EXERCISE DESCRIPTION:
All entries must be given again in full, exactly as they were supplied.

Start of RAW DATA

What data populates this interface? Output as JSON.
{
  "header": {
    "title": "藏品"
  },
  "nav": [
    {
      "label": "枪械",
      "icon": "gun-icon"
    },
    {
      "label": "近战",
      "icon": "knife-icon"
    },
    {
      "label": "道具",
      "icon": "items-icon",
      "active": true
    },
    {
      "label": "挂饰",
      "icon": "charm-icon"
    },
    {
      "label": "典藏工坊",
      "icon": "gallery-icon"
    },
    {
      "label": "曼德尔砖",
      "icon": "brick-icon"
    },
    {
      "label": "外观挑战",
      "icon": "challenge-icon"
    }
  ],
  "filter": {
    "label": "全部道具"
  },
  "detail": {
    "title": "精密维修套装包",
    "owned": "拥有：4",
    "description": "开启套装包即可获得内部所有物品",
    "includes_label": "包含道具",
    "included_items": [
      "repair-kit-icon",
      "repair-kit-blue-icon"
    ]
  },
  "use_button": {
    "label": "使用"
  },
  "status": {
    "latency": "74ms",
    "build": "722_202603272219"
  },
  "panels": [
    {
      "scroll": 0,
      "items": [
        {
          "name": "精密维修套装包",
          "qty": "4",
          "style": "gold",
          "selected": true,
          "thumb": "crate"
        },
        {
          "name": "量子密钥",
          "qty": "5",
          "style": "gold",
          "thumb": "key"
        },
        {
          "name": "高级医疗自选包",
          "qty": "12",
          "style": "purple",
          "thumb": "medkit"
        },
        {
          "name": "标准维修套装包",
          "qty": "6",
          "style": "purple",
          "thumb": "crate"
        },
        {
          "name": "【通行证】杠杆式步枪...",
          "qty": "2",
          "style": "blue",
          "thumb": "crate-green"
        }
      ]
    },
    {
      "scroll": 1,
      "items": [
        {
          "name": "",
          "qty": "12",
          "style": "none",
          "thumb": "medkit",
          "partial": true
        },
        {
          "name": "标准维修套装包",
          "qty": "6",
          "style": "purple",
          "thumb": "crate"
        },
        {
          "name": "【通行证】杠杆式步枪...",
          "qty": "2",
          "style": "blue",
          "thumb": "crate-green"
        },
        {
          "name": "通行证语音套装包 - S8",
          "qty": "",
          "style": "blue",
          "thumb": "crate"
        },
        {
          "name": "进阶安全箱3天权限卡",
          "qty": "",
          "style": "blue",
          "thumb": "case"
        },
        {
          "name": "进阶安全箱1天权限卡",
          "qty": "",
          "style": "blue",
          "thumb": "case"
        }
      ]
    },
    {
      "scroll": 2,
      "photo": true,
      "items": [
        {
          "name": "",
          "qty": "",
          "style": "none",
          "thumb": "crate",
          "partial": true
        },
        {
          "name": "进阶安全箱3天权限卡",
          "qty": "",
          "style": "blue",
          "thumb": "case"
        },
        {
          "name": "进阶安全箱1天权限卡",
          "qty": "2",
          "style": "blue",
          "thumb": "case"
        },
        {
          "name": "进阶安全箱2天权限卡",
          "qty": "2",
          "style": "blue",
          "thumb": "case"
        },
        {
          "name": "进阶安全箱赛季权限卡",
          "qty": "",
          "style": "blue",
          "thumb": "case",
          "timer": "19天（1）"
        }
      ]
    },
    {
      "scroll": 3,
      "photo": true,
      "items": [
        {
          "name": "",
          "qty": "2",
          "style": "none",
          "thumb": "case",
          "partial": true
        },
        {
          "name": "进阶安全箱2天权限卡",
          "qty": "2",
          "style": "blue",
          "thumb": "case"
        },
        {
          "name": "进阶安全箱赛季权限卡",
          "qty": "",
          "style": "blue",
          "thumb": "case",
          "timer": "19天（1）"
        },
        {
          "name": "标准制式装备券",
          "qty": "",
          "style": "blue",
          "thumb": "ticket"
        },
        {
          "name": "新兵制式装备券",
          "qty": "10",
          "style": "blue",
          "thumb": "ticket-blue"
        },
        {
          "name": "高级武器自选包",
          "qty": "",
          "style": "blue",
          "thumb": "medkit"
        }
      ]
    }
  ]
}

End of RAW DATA

TASK ANSWER:
What data populates this interface? Output as JSON.
{
  "header": {
    "title": "藏品"
  },
  "nav": [
    {
      "label": "枪械",
      "icon": "gun-icon"
    },
    {
      "label": "近战",
      "icon": "knife-icon"
    },
    {
      "label": "道具",
      "icon": "items-icon",
      "active": true
    },
    {
      "label": "挂饰",
      "icon": "charm-icon"
    },
    {
      "label": "典藏工坊",
      "icon": "gallery-icon"
    },
    {
      "label": "曼德尔砖",
      "icon": "brick-icon"
    },
    {
      "label": "外观挑战",
      "icon": "challenge-icon"
    }
  ],
  "filter": {
    "label": "全部道具"
  },
  "detail": {
    "title": "精密维修套装包",
    "owned": "拥有：4",
    "description": "开启套装包即可获得内部所有物品",
    "includes_label": "包含道具",
    "included_items": [
      "repair-kit-icon",
      "repair-kit-blue-icon"
    ]
  },
  "use_button": {
    "label": "使用"
  },
  "status": {
    "latency": "74ms",
    "build": "722_202603272219"
  },
  "panels": [
    {
      "scroll": 0,
      "items": [
        {
          "name": "精密维修套装包",
          "qty": "4",
          "style": "gold",
          "selected": true,
          "thumb": "crate"
        },
        {
          "name": "量子密钥",
          "qty": "5",
          "style": "gold",
          "thumb": "key"
        },
        {
          "name": "高级医疗自选包",
          "qty": "12",
          "style": "purple",
          "thumb": "medkit"
        },
        {
          "name": "标准维修套装包",
          "qty": "6",
          "style": "purple",
          "thumb": "crate"
        },
        {
          "name": "【通行证】杠杆式步枪...",
          "qty": "2",
          "style": "blue",
          "thumb": "crate-green"
        }
      ]
    },
    {
      "scroll": 1,
      "items": [
        {
          "name": "",
          "qty": "12",
          "style": "none",
          "thumb": "medkit",
          "partial": true
        },
        {
          "name": "标准维修套装包",
          "qty": "6",
          "style": "purple",
          "thumb": "crate"
        },
        {
          "name": "【通行证】杠杆式步枪...",
          "qty": "2",
          "style": "blue",
          "thumb": "crate-green"
        },
        {
          "name": "通行证语音套装包 - S8",
          "qty": "",
          "style": "blue",
          "thumb": "crate"
        },
        {
          "name": "进阶安全箱3天权限卡",
          "qty": "",
          "style": "blue",
          "thumb": "case"
        },
        {
          "name": "进阶安全箱1天权限卡",
          "qty": "",
          "style": "blue",
          "thumb": "case"
        }
      ]
    },
    {
      "scroll": 2,
      "photo": true,
      "items": [
        {
          "name": "",
          "qty": "",
          "style": "none",
          "thumb": "crate",
          "partial": true
        },
        {
          "name": "进阶安全箱3天权限卡",
          "qty": "",
          "style": "blue",
          "thumb": "case"
        },
        {
          "name": "进阶安全箱1天权限卡",
          "qty": "2",
          "style": "blue",
          "thumb": "case"
        },
        {
          "name": "进阶安全箱2天权限卡",
          "qty": "2",
          "style": "blue",
          "thumb": "case"
        },
        {
          "name": "进阶安全箱赛季权限卡",
          "qty": "",
          "style": "blue",
          "thumb": "case",
          "timer": "19天（1）"
        }
      ]
    },
    {
      "scroll": 3,
      "photo": true,
      "items": [
        {
          "name": "",
          "qty": "2",
          "style": "none",
          "thumb": "case",
          "partial": true
        },
        {
          "name": "进阶安全箱2天权限卡",
          "qty": "2",
          "style": "blue",
          "thumb": "case"
        },
        {
          "name": "进阶安全箱赛季权限卡",
          "qty": "",
          "style": "blue",
          "thumb": "case",
          "timer": "19天（1）"
        },
        {
          "name": "标准制式装备券",
          "qty": "",
          "style": "blue",
          "thumb": "ticket"
        },
        {
          "name": "新兵制式装备券",
          "qty": "10",
          "style": "blue",
          "thumb": "ticket-blue"
        },
        {
          "name": "高级武器自选包",
          "qty": "",
          "style": "blue",
          "thumb": "medkit"
        }
      ]
    }
  ]
}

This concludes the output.